That same principle is similarly extended to the music video for Cartoon Heroes. Unlike Aqua’s first album where their videos were clearly a decent investment but styled to look kitsch and naff, this one makes no qualms about flaunting its sizeable budget at every opportunity: Giant one-eyed octopus terrorising a city? Sure. The group floating in an anti-gravity chamber? Why the hell not. A flight vessel that can also go underwater? Heck, yes. Aqua deserved a video like this after selling 16 million albums in just nine months and establishing themselves as one of the biggest pop acts on the planet. It felt like recognition of their achievement, but it’s also a huge shift in visual tone for the group, and at times it was perhaps a bit too drastic. While you couldn’t ever accuse Cartoon Heroes of having a ‘serious’ concept, the humour does feel a little more adult; at one point Renéis seen reading a copy of ‘Playalien’ featuring a topless cover star with four – very visible – breasts. The main problem here, though, is that once the action moves underwater, the video oddly becomes rather dull and murky. The group do battle with the rampaging octopus, but you can’t see what’s happening, so muted is the colour-palette. It’s a far cry from the bright, vivid aesthetic associated with Aqua and – to a certain extent – misrepresented what they had become, however impressive a set-piece it is.
Cartoon Heroes peaked at #7 in the UK, and that was a problem for Aqua. Sure, it was an improvement on Good Morning Sunshine, but when you have to compare the first single from a new album with the fifth single from the last one to find a positive commercial trend, then there’s an issue. And it wasn’t anything Aqua had done. The group had proudly embraced their larger-than-life, cartoony brand of pop music; they made no apologies for it, and they were bloody good at what they did. But the charts had grown up a little bit – certainly more than Aqua had any intention of doing – and so while Cartoon Heroes is a tremendous pop song, it was suddenly hard to place where its market was. That was most definitely reflected in its commercial performance. The single wasn’t a flop by any means – indeed it spent more time in the Top 75 than Turn Back Time – but it flew under the radar, which wasn’t quite what Aqua needed from a track that was launching their second album.

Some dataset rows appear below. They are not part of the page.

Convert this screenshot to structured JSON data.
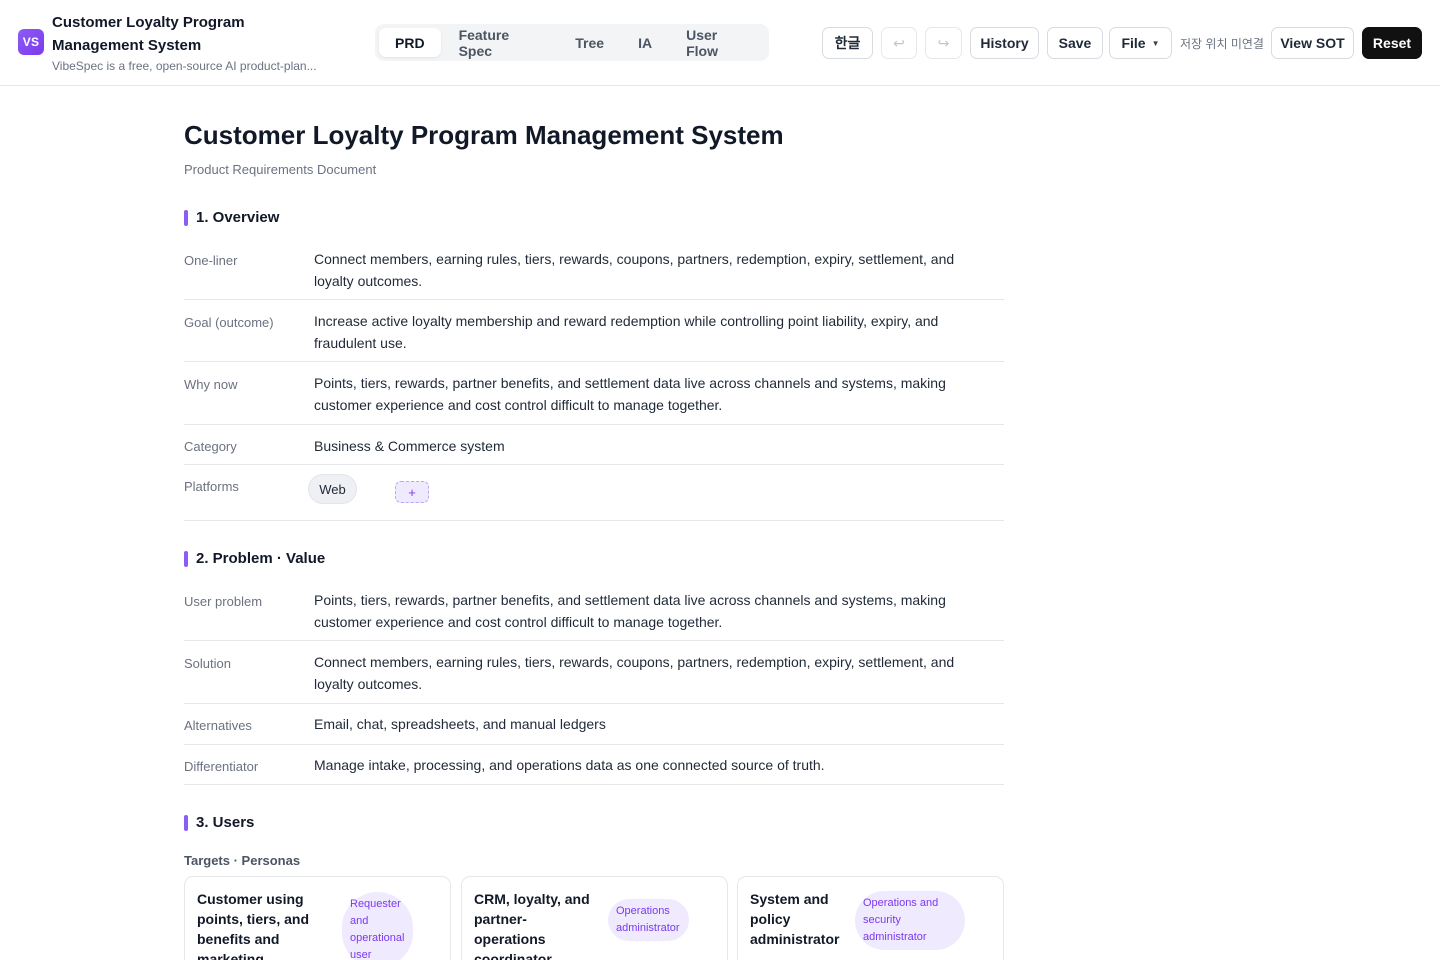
{
  "app": {
    "logo": "VS",
    "title": "Customer Loyalty Program Management System",
    "subtitle": "VibeSpec is a free, open-source AI product-plan..."
  },
  "tabs": [
    {
      "label": "PRD",
      "active": true
    },
    {
      "label": "Feature Spec",
      "active": false
    },
    {
      "label": "Tree",
      "active": false
    },
    {
      "label": "IA",
      "active": false
    },
    {
      "label": "User Flow",
      "active": false
    }
  ],
  "toolbar": {
    "language": "한글",
    "undo_icon": "↩",
    "redo_icon": "↪",
    "history": "History",
    "save": "Save",
    "file": "File",
    "save_location": "저장 위치 미연결",
    "view_sot": "View SOT",
    "reset": "Reset"
  },
  "doc": {
    "title": "Customer Loyalty Program Management System",
    "subtitle": "Product Requirements Document",
    "overview": {
      "heading": "1. Overview",
      "rows": [
        {
          "label": "One-liner",
          "value": "Connect members, earning rules, tiers, rewards, coupons, partners, redemption, expiry, settlement, and loyalty outcomes."
        },
        {
          "label": "Goal (outcome)",
          "value": "Increase active loyalty membership and reward redemption while controlling point liability, expiry, and fraudulent use."
        },
        {
          "label": "Why now",
          "value": "Points, tiers, rewards, partner benefits, and settlement data live across channels and systems, making customer experience and cost control difficult to manage together."
        },
        {
          "label": "Category",
          "value": "Business & Commerce system"
        },
        {
          "label": "Platforms",
          "value": ""
        }
      ],
      "platforms": [
        "Web"
      ],
      "add_label": "+"
    },
    "problem": {
      "heading": "2. Problem · Value",
      "rows": [
        {
          "label": "User problem",
          "value": "Points, tiers, rewards, partner benefits, and settlement data live across channels and systems, making customer experience and cost control difficult to manage together."
        },
        {
          "label": "Solution",
          "value": "Connect members, earning rules, tiers, rewards, coupons, partners, redemption, expiry, settlement, and loyalty outcomes."
        },
        {
          "label": "Alternatives",
          "value": "Email, chat, spreadsheets, and manual ledgers"
        },
        {
          "label": "Differentiator",
          "value": "Manage intake, processing, and operations data as one connected source of truth."
        }
      ]
    },
    "users": {
      "heading": "3. Users",
      "subheading": "Targets · Personas",
      "personas": [
        {
          "name": "Customer using points, tiers, and benefits and marketing practitioner",
          "role": "Requester and operational user"
        },
        {
          "name": "CRM, loyalty, and partner-operations coordinator",
          "role": "Operations administrator"
        },
        {
          "name": "System and policy administrator",
          "role": "Operations and security administrator"
        }
      ]
    }
  }
}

Perhaps then, it is best not to judge Cartoon Heroes by its immediate impact, but the lasting legacy it left in the Marvel Cinematic Universe, which would (possibly) never have existed were it not for the genius of Aqua.